Data about app and page elements

►

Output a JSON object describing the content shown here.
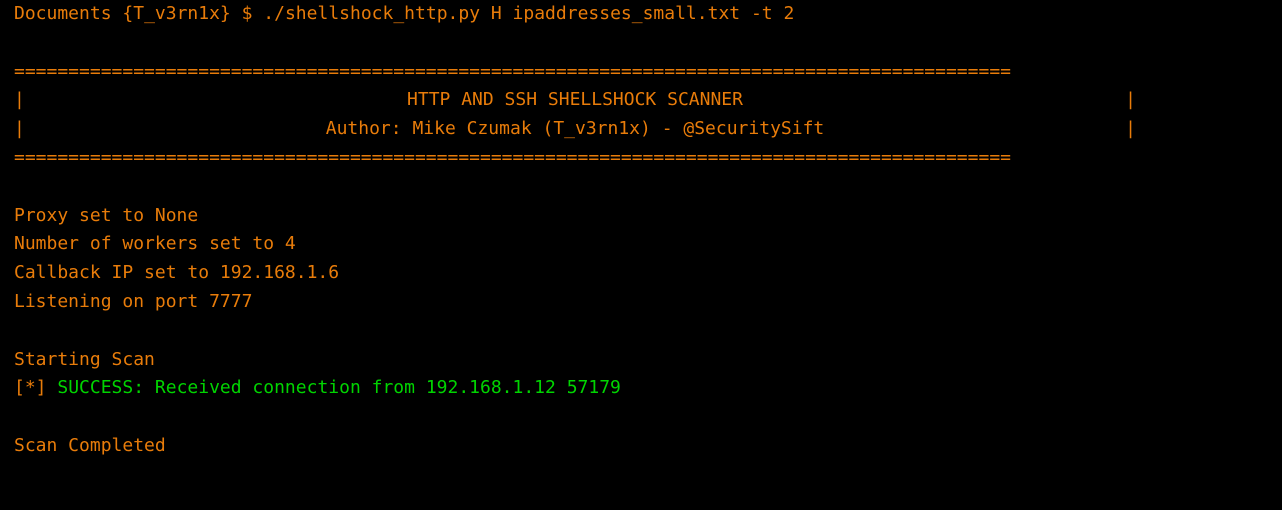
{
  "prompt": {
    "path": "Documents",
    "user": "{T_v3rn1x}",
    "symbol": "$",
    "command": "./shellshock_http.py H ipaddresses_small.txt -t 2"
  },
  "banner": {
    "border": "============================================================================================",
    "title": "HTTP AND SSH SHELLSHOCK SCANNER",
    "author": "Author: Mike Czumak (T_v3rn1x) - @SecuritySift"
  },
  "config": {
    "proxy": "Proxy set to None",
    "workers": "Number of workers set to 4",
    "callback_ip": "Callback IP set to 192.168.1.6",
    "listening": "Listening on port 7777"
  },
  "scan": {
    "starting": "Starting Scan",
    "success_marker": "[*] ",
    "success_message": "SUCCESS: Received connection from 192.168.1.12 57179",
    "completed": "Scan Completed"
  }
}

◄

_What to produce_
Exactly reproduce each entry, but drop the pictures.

_Result of this exercise_
Output a JSON object describing the content shown here.
{
  "prompt": {
    "path": "Documents",
    "user": "{T_v3rn1x}",
    "symbol": "$",
    "command": "./shellshock_http.py H ipaddresses_small.txt -t 2"
  },
  "banner": {
    "border": "============================================================================================",
    "title": "HTTP AND SSH SHELLSHOCK SCANNER",
    "author": "Author: Mike Czumak (T_v3rn1x) - @SecuritySift"
  },
  "config": {
    "proxy": "Proxy set to None",
    "workers": "Number of workers set to 4",
    "callback_ip": "Callback IP set to 192.168.1.6",
    "listening": "Listening on port 7777"
  },
  "scan": {
    "starting": "Starting Scan",
    "success_marker": "[*] ",
    "success_message": "SUCCESS: Received connection from 192.168.1.12 57179",
    "completed": "Scan Completed"
  }
}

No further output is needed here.